Extracted records

┄┄┄┄┄┄┄┄┄┄┄┄┄┄┄┄┄┄┄┄

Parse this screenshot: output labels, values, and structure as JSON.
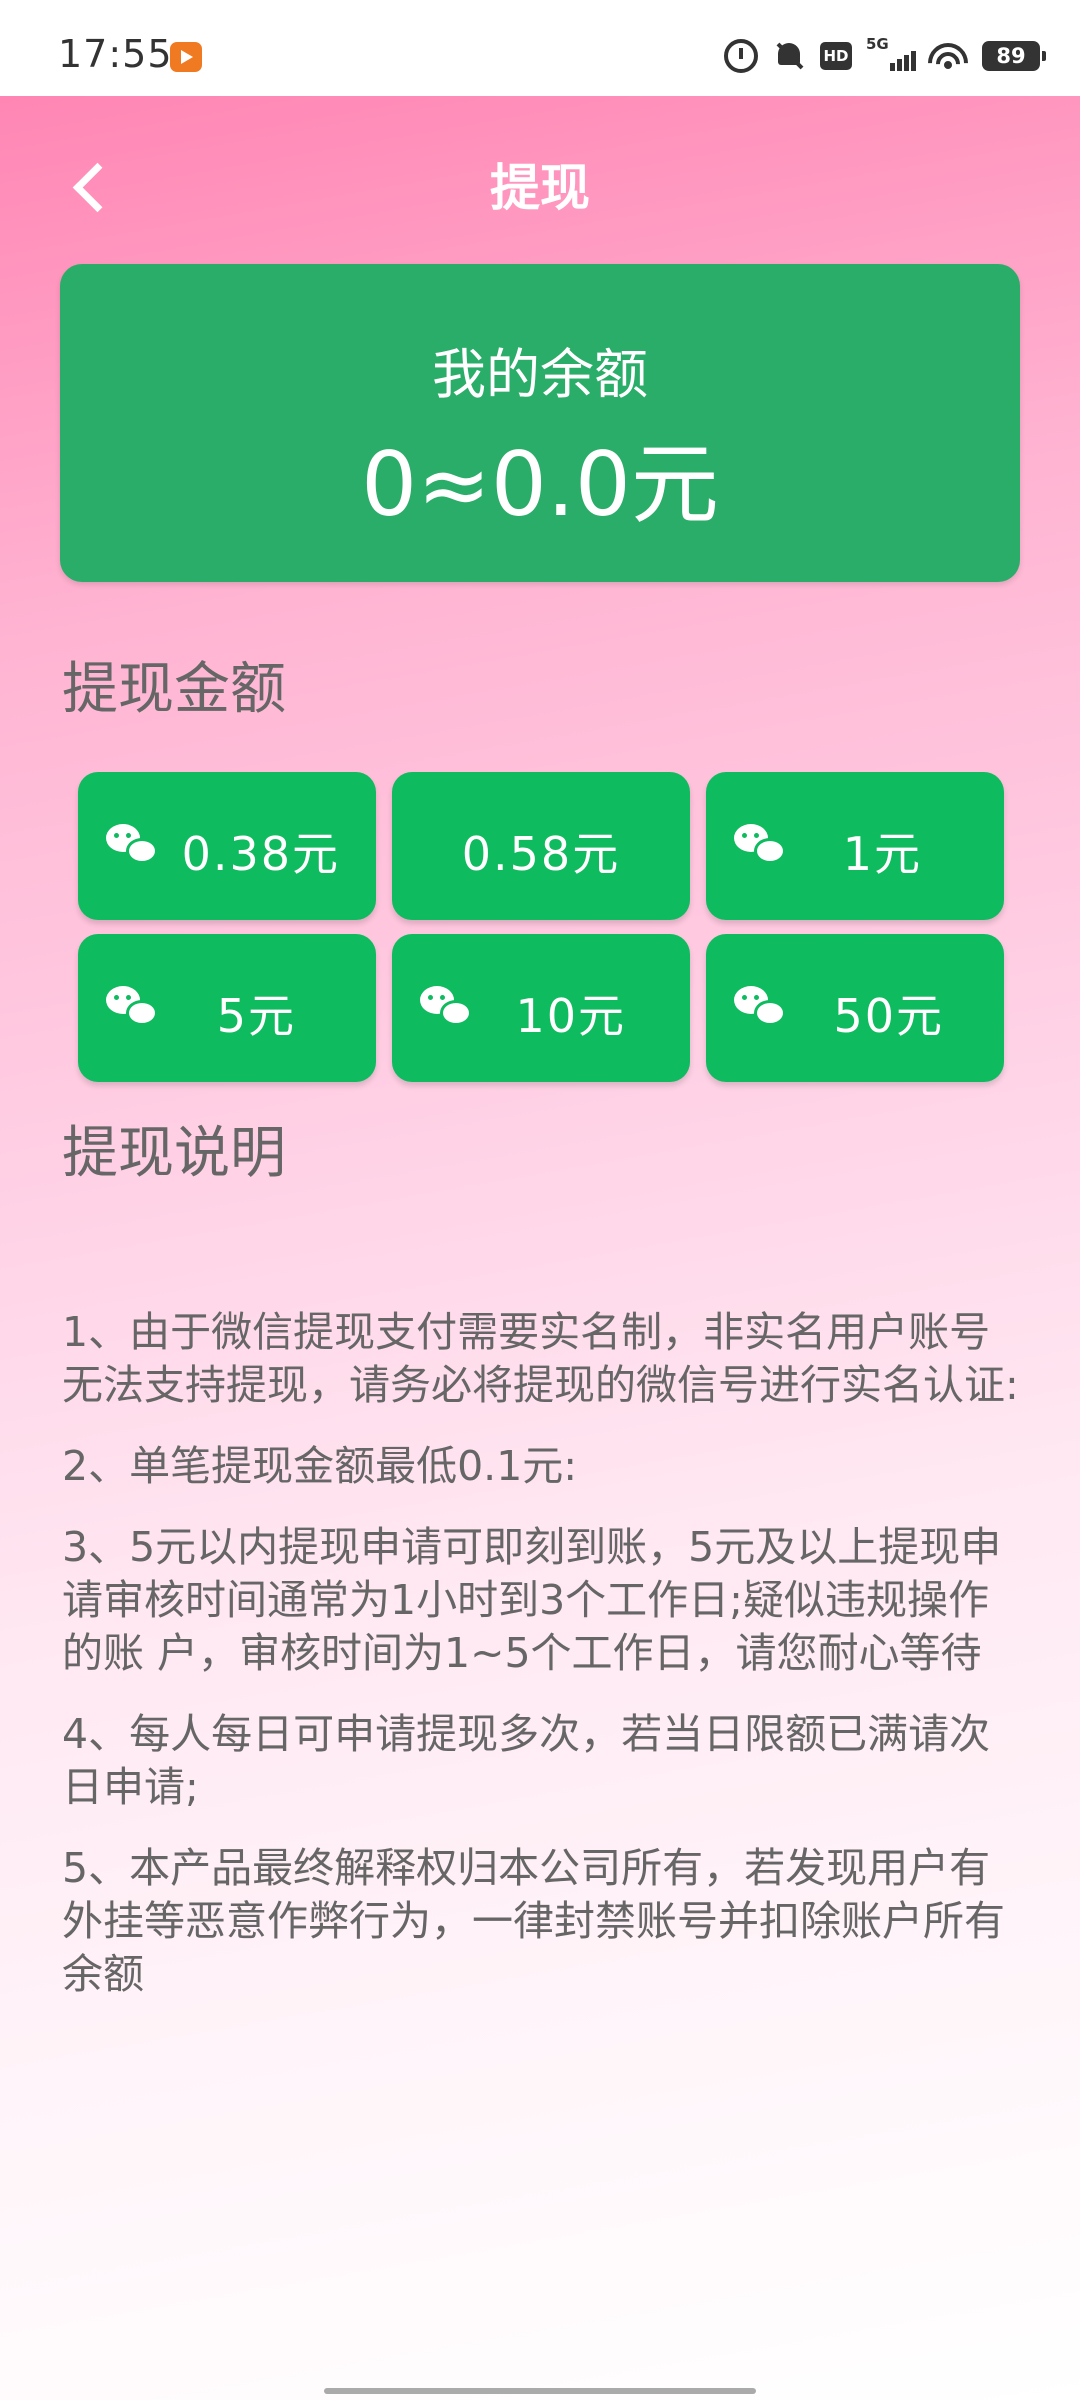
{
  "status_bar": {
    "time": "17:55",
    "hd_label": "HD",
    "network_label": "5G",
    "battery_level": "89"
  },
  "header": {
    "title": "提现"
  },
  "balance": {
    "label": "我的余额",
    "value": "0≈0.0元"
  },
  "withdraw_amount": {
    "title": "提现金额",
    "options": [
      {
        "label": "0.38元",
        "icon": "wechat-icon"
      },
      {
        "label": "0.58元",
        "icon": ""
      },
      {
        "label": "1元",
        "icon": "wechat-icon"
      },
      {
        "label": "5元",
        "icon": "wechat-icon"
      },
      {
        "label": "10元",
        "icon": "wechat-icon"
      },
      {
        "label": "50元",
        "icon": "wechat-icon"
      }
    ]
  },
  "instructions": {
    "title": "提现说明",
    "items": [
      "1、由于微信提现支付需要实名制，非实名用户账号无法支持提现，请务必将提现的微信号进行实名认证:",
      "2、单笔提现金额最低0.1元:",
      "3、5元以内提现申请可即刻到账，5元及以上提现申请审核时间通常为1小时到3个工作日;疑似违规操作的账 户，审核时间为1~5个工作日，请您耐心等待",
      "4、每人每日可申请提现多次，若当日限额已满请次日申请;",
      "5、本产品最终解释权归本公司所有，若发现用户有外挂等恶意作弊行为，一律封禁账号并扣除账户所有余额"
    ]
  },
  "colors": {
    "card_green": "#2bad6a",
    "button_green": "#0fbb5f",
    "gradient_top": "#ff86b4",
    "text_gray": "#666666"
  }
}
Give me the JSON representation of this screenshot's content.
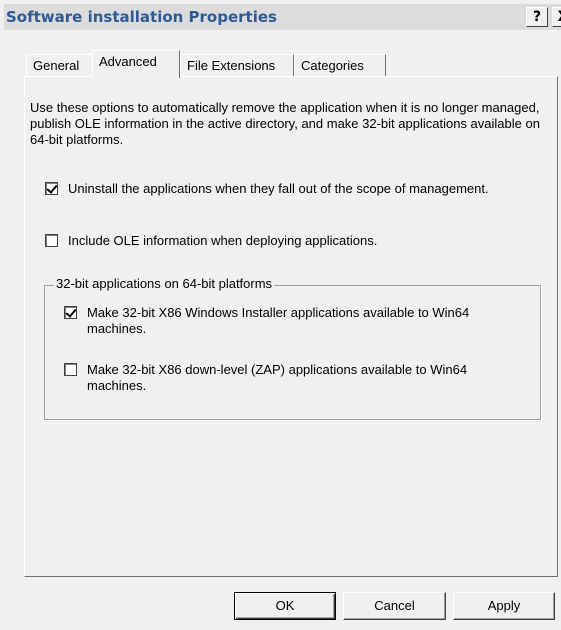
{
  "window": {
    "title": "Software installation Properties",
    "help_button": "?",
    "close_button": "X"
  },
  "tabs": [
    {
      "label": "General",
      "active": false
    },
    {
      "label": "Advanced",
      "active": true
    },
    {
      "label": "File Extensions",
      "active": false
    },
    {
      "label": "Categories",
      "active": false
    }
  ],
  "content": {
    "description": "Use these options to automatically remove the application when it is no longer managed, publish OLE information in the active directory, and make 32-bit applications available on 64-bit platforms.",
    "uninstall": {
      "label": "Uninstall the applications when they fall out of the scope of management.",
      "checked": true
    },
    "include_ole": {
      "label": "Include OLE information when deploying applications.",
      "checked": false
    },
    "group": {
      "legend": "32-bit applications on 64-bit platforms",
      "make_x86_installer": {
        "label": "Make 32-bit X86 Windows Installer applications available to Win64 machines.",
        "checked": true
      },
      "make_x86_zap": {
        "label": "Make 32-bit X86 down-level (ZAP) applications available to Win64 machines.",
        "checked": false
      }
    }
  },
  "buttons": {
    "ok": "OK",
    "cancel": "Cancel",
    "apply": "Apply"
  }
}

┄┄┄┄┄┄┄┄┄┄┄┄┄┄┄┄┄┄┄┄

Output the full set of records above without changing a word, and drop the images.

Parse this screenshot: output labels, values, and structure as JSON.
{
  "status_bar": {
    "time": "17:55",
    "hd_label": "HD",
    "network_label": "5G",
    "battery_level": "89"
  },
  "header": {
    "title": "提现"
  },
  "balance": {
    "label": "我的余额",
    "value": "0≈0.0元"
  },
  "withdraw_amount": {
    "title": "提现金额",
    "options": [
      {
        "label": "0.38元",
        "icon": "wechat-icon"
      },
      {
        "label": "0.58元",
        "icon": ""
      },
      {
        "label": "1元",
        "icon": "wechat-icon"
      },
      {
        "label": "5元",
        "icon": "wechat-icon"
      },
      {
        "label": "10元",
        "icon": "wechat-icon"
      },
      {
        "label": "50元",
        "icon": "wechat-icon"
      }
    ]
  },
  "instructions": {
    "title": "提现说明",
    "items": [
      "1、由于微信提现支付需要实名制，非实名用户账号无法支持提现，请务必将提现的微信号进行实名认证:",
      "2、单笔提现金额最低0.1元:",
      "3、5元以内提现申请可即刻到账，5元及以上提现申请审核时间通常为1小时到3个工作日;疑似违规操作的账 户，审核时间为1~5个工作日，请您耐心等待",
      "4、每人每日可申请提现多次，若当日限额已满请次日申请;",
      "5、本产品最终解释权归本公司所有，若发现用户有外挂等恶意作弊行为，一律封禁账号并扣除账户所有余额"
    ]
  },
  "colors": {
    "card_green": "#2bad6a",
    "button_green": "#0fbb5f",
    "gradient_top": "#ff86b4",
    "text_gray": "#666666"
  }
}
Give me the JSON representation of this screenshot's content.
{
  "window": {
    "title": "Software installation Properties",
    "help_button": "?",
    "close_button": "X"
  },
  "tabs": [
    {
      "label": "General",
      "active": false
    },
    {
      "label": "Advanced",
      "active": true
    },
    {
      "label": "File Extensions",
      "active": false
    },
    {
      "label": "Categories",
      "active": false
    }
  ],
  "content": {
    "description": "Use these options to automatically remove the application when it is no longer managed, publish OLE information in the active directory, and make 32-bit applications available on 64-bit platforms.",
    "uninstall": {
      "label": "Uninstall the applications when they fall out of the scope of management.",
      "checked": true
    },
    "include_ole": {
      "label": "Include OLE information when deploying applications.",
      "checked": false
    },
    "group": {
      "legend": "32-bit applications on 64-bit platforms",
      "make_x86_installer": {
        "label": "Make 32-bit X86 Windows Installer applications available to Win64 machines.",
        "checked": true
      },
      "make_x86_zap": {
        "label": "Make 32-bit X86 down-level (ZAP) applications available to Win64 machines.",
        "checked": false
      }
    }
  },
  "buttons": {
    "ok": "OK",
    "cancel": "Cancel",
    "apply": "Apply"
  }
}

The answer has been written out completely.